SYG: I'm saying let's not do anecdotal studies, and pushing for more scientific approaches. Though I'm not equipped to do that, necessarily.

BT: There's a wide spectrum between no data collection, throwing up a poll on Twitter, and doing a usability lab. I think there's plenty of opportunity for our committee to do informal interviews with users. With a light discussion guide, we could get some very valuable data from users.

DH: I think I've seen people confuse science for design. I.e. do you prefer A or B, we sampled 50% and choose the more popular one. But that could be a poorly sampled or designed study, so I would want to caution us away from invalidating the kinds of reasons that aren't "data-driven" but are backed with a tremendous amount of expertise.

SYG: We do design, but sometimes things get stuck without a leading opinion. I think user-testing could help for this.

TST: I think we aren't equipped as a group to design studies like this.

SYG: I agree, which is why I'm asking if companies could be willing to lend resources for such studies.

BT: There are definitely techniques you can do to validate program design (including APIs), so potentially the same could be done with language design. There's a huge space between doing nothing and some research, to try to be more rigorous in getting user input.

TST: My only concern is that in language design, we could find a suboptimal outcome because of how complicated and subtle language design is. I imagine there is scientific literature about this, and I would encourage us to consult the literature first.

WH: I'm a bit leery about this because of what happened to a similar area. There's been scientific research on what kinds of headlines people click on. Using science to optimize them produced rather unpleasant results.

YK: I think it's a great idea to survey users and see what kinds of findings we can get. In an environment where everyone agrees that we're not doing rigorous things, there's nothing about our environment that forces people to do this carefully or correctly.

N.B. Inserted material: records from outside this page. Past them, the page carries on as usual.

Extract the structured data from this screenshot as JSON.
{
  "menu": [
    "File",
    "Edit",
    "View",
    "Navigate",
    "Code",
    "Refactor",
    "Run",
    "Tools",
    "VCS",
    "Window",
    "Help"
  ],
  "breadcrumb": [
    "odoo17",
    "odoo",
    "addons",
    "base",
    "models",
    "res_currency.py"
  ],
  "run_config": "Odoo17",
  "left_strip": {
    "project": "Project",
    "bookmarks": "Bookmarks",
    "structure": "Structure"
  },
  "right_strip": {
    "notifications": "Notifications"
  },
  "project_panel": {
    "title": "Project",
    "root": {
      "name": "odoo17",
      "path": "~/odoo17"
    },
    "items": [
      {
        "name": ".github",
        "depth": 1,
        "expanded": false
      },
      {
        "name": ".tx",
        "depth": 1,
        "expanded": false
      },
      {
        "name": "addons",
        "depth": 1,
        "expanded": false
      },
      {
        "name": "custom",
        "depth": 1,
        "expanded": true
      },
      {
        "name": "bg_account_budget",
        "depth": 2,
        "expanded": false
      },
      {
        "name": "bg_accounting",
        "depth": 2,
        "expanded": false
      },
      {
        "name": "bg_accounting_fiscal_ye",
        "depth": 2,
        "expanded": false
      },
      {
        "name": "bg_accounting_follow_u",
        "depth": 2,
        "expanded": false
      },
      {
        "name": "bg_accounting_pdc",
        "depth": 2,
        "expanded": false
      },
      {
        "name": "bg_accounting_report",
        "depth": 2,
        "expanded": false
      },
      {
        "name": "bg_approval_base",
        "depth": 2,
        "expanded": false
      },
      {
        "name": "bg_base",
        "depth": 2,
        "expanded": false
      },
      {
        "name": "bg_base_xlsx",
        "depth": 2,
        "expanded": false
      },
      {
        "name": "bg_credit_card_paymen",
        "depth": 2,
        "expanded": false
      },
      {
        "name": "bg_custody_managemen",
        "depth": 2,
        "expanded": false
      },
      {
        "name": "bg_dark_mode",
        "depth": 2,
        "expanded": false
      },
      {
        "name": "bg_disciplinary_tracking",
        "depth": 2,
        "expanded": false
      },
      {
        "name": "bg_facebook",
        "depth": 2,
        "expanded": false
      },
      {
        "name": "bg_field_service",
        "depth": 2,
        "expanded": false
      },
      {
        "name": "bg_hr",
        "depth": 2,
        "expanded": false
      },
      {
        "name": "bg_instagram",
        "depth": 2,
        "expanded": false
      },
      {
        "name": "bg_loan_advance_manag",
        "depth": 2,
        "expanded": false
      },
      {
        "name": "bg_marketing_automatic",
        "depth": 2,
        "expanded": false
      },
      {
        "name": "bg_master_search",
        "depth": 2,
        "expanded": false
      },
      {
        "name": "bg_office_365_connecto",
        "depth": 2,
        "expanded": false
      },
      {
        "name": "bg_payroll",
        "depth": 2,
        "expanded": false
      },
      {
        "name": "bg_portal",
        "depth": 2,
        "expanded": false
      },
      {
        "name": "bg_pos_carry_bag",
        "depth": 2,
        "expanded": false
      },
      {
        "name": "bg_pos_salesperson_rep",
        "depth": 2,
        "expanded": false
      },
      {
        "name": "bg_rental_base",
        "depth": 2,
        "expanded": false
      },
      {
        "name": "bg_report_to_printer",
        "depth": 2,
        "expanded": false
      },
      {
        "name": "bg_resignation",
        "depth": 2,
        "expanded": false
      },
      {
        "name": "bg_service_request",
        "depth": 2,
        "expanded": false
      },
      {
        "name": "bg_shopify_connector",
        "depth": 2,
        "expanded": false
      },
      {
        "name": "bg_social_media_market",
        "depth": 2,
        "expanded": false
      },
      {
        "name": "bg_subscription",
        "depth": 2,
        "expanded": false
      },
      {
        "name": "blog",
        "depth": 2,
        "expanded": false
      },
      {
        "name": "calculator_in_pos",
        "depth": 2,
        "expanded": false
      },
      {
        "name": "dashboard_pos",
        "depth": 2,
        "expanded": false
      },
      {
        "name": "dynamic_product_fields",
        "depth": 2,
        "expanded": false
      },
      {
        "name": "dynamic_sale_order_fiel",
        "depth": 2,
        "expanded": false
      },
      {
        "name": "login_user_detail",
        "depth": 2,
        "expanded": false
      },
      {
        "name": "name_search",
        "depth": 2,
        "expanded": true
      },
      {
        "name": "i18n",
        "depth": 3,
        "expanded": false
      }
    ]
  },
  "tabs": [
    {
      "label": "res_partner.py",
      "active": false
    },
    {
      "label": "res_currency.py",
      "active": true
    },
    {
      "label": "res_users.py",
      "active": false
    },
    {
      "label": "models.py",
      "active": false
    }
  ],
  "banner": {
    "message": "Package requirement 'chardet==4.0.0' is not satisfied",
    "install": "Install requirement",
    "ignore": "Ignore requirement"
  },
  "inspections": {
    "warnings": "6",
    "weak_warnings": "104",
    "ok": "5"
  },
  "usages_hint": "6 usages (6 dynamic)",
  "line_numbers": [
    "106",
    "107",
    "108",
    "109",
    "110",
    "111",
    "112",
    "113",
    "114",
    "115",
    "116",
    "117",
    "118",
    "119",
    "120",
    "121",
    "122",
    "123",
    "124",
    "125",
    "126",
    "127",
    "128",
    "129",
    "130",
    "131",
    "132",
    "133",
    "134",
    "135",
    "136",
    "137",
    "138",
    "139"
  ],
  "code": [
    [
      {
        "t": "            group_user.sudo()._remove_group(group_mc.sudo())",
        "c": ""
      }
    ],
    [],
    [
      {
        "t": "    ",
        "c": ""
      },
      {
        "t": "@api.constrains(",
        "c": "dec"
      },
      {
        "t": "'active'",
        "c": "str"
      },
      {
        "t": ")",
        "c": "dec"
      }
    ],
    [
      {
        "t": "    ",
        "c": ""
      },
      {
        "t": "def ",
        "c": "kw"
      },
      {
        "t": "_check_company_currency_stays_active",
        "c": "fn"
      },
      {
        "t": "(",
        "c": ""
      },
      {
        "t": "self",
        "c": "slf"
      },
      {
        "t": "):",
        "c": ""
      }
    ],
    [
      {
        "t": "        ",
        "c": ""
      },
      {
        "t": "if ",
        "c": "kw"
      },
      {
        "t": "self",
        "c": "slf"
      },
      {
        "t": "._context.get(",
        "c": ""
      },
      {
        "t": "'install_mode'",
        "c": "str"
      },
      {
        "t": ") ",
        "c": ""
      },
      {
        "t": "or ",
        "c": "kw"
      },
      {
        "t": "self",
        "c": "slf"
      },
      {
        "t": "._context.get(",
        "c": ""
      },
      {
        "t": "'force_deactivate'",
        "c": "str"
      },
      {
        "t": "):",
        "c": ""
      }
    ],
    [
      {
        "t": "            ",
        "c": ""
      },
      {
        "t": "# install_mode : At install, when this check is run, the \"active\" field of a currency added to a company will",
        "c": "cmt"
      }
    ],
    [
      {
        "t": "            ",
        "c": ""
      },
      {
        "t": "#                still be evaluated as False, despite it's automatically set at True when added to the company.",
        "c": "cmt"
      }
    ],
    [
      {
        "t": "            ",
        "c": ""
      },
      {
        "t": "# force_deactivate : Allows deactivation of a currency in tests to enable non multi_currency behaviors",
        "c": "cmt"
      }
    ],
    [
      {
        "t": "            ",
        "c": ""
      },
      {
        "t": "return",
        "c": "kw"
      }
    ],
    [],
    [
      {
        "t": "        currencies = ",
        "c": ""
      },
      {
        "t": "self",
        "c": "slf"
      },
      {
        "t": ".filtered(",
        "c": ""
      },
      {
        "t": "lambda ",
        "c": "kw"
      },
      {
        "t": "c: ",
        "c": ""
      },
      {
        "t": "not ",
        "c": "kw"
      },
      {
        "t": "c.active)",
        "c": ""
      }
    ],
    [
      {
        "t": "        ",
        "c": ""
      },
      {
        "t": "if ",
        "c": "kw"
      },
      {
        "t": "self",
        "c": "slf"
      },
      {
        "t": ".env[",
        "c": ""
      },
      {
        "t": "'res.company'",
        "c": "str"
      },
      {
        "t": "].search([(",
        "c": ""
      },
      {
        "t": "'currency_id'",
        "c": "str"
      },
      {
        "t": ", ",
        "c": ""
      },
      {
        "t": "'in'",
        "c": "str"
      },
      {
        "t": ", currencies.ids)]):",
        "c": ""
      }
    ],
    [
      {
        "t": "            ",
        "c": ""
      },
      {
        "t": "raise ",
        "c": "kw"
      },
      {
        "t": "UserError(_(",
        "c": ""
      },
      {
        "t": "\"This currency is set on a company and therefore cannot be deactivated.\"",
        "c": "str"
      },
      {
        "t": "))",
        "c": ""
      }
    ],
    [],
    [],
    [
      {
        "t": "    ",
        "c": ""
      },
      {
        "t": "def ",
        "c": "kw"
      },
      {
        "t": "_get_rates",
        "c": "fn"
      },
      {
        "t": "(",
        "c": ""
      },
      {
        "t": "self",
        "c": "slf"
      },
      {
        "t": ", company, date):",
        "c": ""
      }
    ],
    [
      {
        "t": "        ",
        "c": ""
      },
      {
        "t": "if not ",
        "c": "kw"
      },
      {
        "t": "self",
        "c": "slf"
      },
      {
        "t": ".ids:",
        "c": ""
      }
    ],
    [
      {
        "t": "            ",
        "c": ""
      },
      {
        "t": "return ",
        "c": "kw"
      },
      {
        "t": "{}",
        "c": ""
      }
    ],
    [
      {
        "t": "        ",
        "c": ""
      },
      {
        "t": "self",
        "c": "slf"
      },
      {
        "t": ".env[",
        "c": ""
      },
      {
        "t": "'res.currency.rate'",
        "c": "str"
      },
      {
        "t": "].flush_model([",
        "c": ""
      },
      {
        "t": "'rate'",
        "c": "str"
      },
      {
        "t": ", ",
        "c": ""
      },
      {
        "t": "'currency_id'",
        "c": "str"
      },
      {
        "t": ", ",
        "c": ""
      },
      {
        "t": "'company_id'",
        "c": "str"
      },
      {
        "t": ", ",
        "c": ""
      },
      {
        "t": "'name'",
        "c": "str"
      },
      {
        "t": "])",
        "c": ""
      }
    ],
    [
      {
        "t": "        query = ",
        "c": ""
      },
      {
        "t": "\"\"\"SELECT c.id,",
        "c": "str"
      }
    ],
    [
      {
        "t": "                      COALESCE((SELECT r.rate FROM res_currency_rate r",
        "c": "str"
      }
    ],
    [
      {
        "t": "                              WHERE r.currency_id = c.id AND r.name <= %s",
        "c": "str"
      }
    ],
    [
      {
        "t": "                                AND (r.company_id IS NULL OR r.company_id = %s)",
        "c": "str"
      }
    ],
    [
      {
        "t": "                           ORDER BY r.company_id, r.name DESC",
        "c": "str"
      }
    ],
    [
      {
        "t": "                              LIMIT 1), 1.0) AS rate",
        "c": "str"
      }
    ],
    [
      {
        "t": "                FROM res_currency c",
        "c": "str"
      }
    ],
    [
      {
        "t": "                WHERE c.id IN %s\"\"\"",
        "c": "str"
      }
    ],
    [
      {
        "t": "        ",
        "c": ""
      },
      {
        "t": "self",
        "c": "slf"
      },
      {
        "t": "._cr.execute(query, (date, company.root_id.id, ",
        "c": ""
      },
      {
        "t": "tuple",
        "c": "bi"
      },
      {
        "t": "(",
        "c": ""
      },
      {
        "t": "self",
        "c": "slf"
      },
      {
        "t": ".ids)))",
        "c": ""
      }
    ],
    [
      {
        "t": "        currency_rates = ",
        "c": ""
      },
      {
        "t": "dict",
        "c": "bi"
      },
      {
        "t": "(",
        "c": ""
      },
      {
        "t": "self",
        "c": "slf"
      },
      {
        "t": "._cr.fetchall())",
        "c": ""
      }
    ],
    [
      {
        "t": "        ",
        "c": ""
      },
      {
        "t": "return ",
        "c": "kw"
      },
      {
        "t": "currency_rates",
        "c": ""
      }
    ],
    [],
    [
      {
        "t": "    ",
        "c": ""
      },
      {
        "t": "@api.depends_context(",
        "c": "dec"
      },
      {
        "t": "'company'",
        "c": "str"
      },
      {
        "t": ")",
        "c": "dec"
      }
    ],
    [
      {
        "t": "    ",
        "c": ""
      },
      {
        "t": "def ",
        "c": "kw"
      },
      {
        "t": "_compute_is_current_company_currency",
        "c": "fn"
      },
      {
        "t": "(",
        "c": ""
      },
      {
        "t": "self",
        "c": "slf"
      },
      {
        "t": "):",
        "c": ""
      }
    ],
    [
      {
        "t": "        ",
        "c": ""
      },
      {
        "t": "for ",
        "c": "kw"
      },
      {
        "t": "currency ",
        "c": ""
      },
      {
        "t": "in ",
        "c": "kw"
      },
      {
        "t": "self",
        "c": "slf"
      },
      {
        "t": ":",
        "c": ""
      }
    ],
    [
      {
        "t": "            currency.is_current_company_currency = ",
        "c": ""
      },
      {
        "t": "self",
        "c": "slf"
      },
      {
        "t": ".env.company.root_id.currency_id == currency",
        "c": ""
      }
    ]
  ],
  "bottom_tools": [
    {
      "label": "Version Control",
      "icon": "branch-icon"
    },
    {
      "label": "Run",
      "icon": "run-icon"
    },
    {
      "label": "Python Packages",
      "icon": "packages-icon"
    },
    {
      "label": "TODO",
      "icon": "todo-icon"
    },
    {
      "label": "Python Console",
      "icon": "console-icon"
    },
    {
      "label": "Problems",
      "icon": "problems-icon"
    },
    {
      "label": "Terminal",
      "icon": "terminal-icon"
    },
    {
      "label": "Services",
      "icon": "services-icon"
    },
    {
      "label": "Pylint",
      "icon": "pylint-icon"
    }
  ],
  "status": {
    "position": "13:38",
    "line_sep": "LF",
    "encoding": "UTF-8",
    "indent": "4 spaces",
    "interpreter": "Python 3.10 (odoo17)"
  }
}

SYG: My premise is that we are not experts in designing experiments like this.

YK: There's an anecdotal structure where using these results can get you useful answers. I think if we treat experiments like this, that would be very helpful.

DR: So at Microsoft we speak to a lot of customers and try to find their pain-points. I was very skeptical of process, but I've found that occasionally, you do find answers to something else entirely, and you may find trends which are very helpful. So, I think that's one of the key values, there's a lot of anecdotal evidence where you can say definitively, but you can use it for motivation and put it into concrete terms to help people determine users' pain-points.

SYG: I think this was a good discussion.